-- DATA SHOWN follows --
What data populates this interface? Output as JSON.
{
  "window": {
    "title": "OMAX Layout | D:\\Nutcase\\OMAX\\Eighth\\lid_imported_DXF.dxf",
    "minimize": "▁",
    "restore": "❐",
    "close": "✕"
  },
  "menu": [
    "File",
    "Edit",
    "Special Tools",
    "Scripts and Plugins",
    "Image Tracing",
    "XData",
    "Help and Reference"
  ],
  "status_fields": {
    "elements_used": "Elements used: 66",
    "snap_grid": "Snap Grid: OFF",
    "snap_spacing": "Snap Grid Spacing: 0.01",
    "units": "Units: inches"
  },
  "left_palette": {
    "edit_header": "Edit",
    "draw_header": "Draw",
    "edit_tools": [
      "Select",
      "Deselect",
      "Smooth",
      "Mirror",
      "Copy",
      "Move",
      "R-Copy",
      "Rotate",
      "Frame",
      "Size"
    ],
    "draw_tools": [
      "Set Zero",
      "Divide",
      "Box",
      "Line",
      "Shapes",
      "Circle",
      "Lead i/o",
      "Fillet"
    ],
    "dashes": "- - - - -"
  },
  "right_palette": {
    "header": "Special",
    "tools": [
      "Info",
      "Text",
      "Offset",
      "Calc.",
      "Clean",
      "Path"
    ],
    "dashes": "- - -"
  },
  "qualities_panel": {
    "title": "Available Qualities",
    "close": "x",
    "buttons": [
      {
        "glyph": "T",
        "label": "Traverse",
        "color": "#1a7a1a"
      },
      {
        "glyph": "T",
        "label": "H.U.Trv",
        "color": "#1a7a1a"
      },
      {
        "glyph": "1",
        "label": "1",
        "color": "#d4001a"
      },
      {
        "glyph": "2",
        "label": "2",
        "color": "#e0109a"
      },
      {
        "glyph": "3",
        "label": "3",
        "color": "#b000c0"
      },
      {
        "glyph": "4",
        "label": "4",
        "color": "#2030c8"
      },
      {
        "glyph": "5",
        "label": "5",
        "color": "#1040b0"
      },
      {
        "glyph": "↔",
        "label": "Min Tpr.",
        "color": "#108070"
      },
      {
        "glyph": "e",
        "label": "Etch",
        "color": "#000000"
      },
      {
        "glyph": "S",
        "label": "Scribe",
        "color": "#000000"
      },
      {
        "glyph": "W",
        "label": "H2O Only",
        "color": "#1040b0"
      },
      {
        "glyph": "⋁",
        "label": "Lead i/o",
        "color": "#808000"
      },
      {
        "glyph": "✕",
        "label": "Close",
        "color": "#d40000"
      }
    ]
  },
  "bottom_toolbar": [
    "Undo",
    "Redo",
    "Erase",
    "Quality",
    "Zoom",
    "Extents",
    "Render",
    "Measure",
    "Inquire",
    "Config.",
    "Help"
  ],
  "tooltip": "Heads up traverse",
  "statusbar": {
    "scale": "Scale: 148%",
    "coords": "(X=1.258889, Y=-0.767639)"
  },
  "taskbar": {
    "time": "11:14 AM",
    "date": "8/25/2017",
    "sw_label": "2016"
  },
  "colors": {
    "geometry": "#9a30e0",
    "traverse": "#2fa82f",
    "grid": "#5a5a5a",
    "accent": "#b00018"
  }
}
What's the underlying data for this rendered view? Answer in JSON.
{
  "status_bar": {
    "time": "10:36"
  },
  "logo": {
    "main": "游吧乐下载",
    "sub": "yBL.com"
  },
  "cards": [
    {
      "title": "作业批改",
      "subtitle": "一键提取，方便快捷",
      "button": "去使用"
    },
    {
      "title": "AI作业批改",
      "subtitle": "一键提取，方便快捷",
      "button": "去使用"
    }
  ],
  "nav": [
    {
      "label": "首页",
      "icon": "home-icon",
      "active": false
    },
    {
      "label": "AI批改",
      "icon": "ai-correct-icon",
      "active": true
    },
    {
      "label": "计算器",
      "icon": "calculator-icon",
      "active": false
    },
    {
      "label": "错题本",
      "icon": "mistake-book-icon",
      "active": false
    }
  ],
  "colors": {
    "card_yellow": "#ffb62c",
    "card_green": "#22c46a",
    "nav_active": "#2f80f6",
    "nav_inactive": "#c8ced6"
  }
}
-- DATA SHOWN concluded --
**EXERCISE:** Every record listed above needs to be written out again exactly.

**OUTPUT FOR THIS TASK:**
What data populates this interface? Output as JSON.
{
  "window": {
    "title": "OMAX Layout | D:\\Nutcase\\OMAX\\Eighth\\lid_imported_DXF.dxf",
    "minimize": "▁",
    "restore": "❐",
    "close": "✕"
  },
  "menu": [
    "File",
    "Edit",
    "Special Tools",
    "Scripts and Plugins",
    "Image Tracing",
    "XData",
    "Help and Reference"
  ],
  "status_fields": {
    "elements_used": "Elements used: 66",
    "snap_grid": "Snap Grid: OFF",
    "snap_spacing": "Snap Grid Spacing: 0.01",
    "units": "Units: inches"
  },
  "left_palette": {
    "edit_header": "Edit",
    "draw_header": "Draw",
    "edit_tools": [
      "Select",
      "Deselect",
      "Smooth",
      "Mirror",
      "Copy",
      "Move",
      "R-Copy",
      "Rotate",
      "Frame",
      "Size"
    ],
    "draw_tools": [
      "Set Zero",
      "Divide",
      "Box",
      "Line",
      "Shapes",
      "Circle",
      "Lead i/o",
      "Fillet"
    ],
    "dashes": "- - - - -"
  },
  "right_palette": {
    "header": "Special",
    "tools": [
      "Info",
      "Text",
      "Offset",
      "Calc.",
      "Clean",
      "Path"
    ],
    "dashes": "- - -"
  },
  "qualities_panel": {
    "title": "Available Qualities",
    "close": "x",
    "buttons": [
      {
        "glyph": "T",
        "label": "Traverse",
        "color": "#1a7a1a"
      },
      {
        "glyph": "T",
        "label": "H.U.Trv",
        "color": "#1a7a1a"
      },
      {
        "glyph": "1",
        "label": "1",
        "color": "#d4001a"
      },
      {
        "glyph": "2",
        "label": "2",
        "color": "#e0109a"
      },
      {
        "glyph": "3",
        "label": "3",
        "color": "#b000c0"
      },
      {
        "glyph": "4",
        "label": "4",
        "color": "#2030c8"
      },
      {
        "glyph": "5",
        "label": "5",
        "color": "#1040b0"
      },
      {
        "glyph": "↔",
        "label": "Min Tpr.",
        "color": "#108070"
      },
      {
        "glyph": "e",
        "label": "Etch",
        "color": "#000000"
      },
      {
        "glyph": "S",
        "label": "Scribe",
        "color": "#000000"
      },
      {
        "glyph": "W",
        "label": "H2O Only",
        "color": "#1040b0"
      },
      {
        "glyph": "⋁",
        "label": "Lead i/o",
        "color": "#808000"
      },
      {
        "glyph": "✕",
        "label": "Close",
        "color": "#d40000"
      }
    ]
  },
  "bottom_toolbar": [
    "Undo",
    "Redo",
    "Erase",
    "Quality",
    "Zoom",
    "Extents",
    "Render",
    "Measure",
    "Inquire",
    "Config.",
    "Help"
  ],
  "tooltip": "Heads up traverse",
  "statusbar": {
    "scale": "Scale: 148%",
    "coords": "(X=1.258889, Y=-0.767639)"
  },
  "taskbar": {
    "time": "11:14 AM",
    "date": "8/25/2017",
    "sw_label": "2016"
  },
  "colors": {
    "geometry": "#9a30e0",
    "traverse": "#2fa82f",
    "grid": "#5a5a5a",
    "accent": "#b00018"
  }
}
What's the underlying data for this rendered view? Answer in JSON.
{
  "status_bar": {
    "time": "10:36"
  },
  "logo": {
    "main": "游吧乐下载",
    "sub": "yBL.com"
  },
  "cards": [
    {
      "title": "作业批改",
      "subtitle": "一键提取，方便快捷",
      "button": "去使用"
    },
    {
      "title": "AI作业批改",
      "subtitle": "一键提取，方便快捷",
      "button": "去使用"
    }
  ],
  "nav": [
    {
      "label": "首页",
      "icon": "home-icon",
      "active": false
    },
    {
      "label": "AI批改",
      "icon": "ai-correct-icon",
      "active": true
    },
    {
      "label": "计算器",
      "icon": "calculator-icon",
      "active": false
    },
    {
      "label": "错题本",
      "icon": "mistake-book-icon",
      "active": false
    }
  ],
  "colors": {
    "card_yellow": "#ffb62c",
    "card_green": "#22c46a",
    "nav_active": "#2f80f6",
    "nav_inactive": "#c8ced6"
  }
}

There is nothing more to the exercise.